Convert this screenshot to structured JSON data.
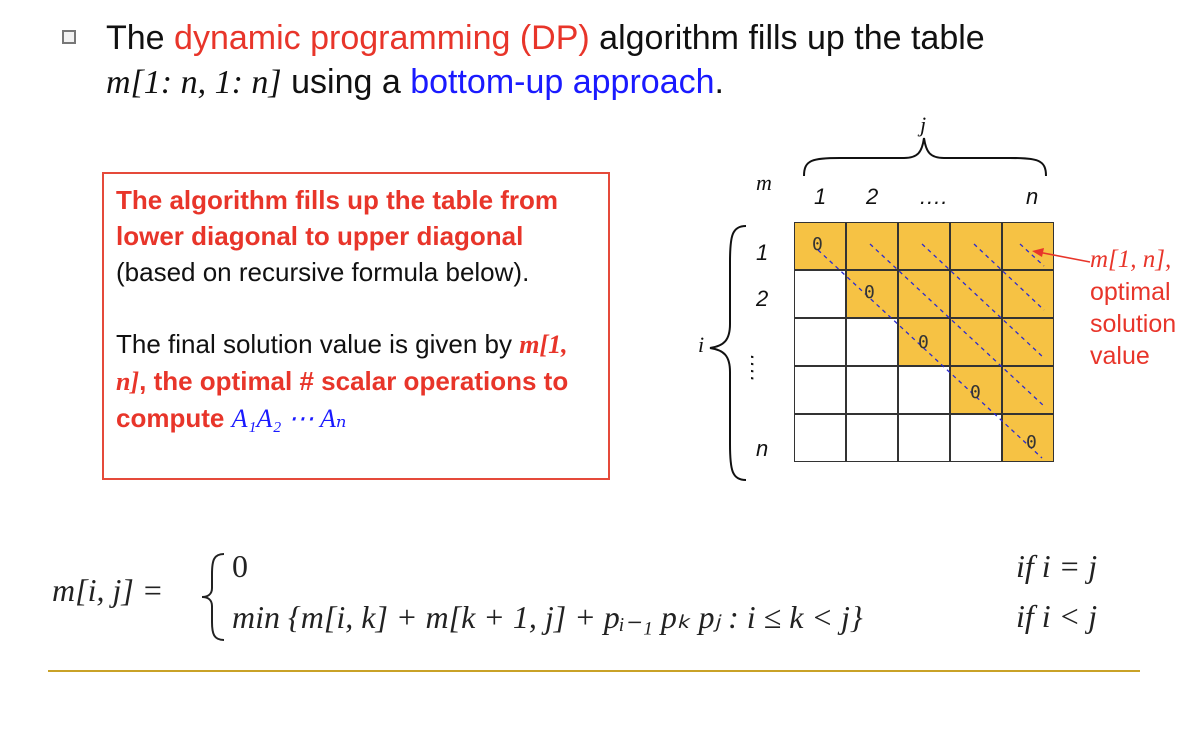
{
  "headline": {
    "part1": "The ",
    "highlight_red": "dynamic programming (DP)",
    "part2": " algorithm fills up the table",
    "line2_math": "m[1: n, 1: n]",
    "line2_text": " using a ",
    "highlight_blue": "bottom-up approach",
    "line2_end": "."
  },
  "callout": {
    "bold1": "The algorithm fills up the table from lower diagonal to upper diagonal",
    "normal1": " (based on recursive formula below).",
    "normal2": "The final solution value is given by ",
    "math_bold": "m[1, n]",
    "bold2": ", the optimal # scalar operations to compute ",
    "math_blue": "A₁A₂ ⋯ Aₙ"
  },
  "table": {
    "m_label": "m",
    "j_label": "j",
    "i_label": "i",
    "col_labels": [
      "1",
      "2",
      "....",
      "n"
    ],
    "row_labels": [
      "1",
      "2",
      "....",
      "n"
    ],
    "diag_value": "0"
  },
  "annotation": {
    "math": "m[1, n],",
    "line1": "optimal",
    "line2": "solution",
    "line3": "value"
  },
  "formula": {
    "lhs": "m[i, j] =",
    "case1_value": "0",
    "case1_cond": "if i = j",
    "case2_value": "min {m[i, k] + m[k + 1, j] + pᵢ₋₁ pₖ pⱼ : i ≤ k < j}",
    "case2_cond": "if i < j"
  },
  "colors": {
    "accent_red": "#e8352a",
    "accent_blue": "#1a1aff",
    "cell_fill": "#f6c244",
    "divider": "#c9a227"
  }
}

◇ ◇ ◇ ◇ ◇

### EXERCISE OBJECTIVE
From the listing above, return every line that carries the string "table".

### FINISHED TASK
    "part2": " algorithm fills up the table",
    "bold1": "The algorithm fills up the table from lower diagonal to upper diagonal",
  "table": {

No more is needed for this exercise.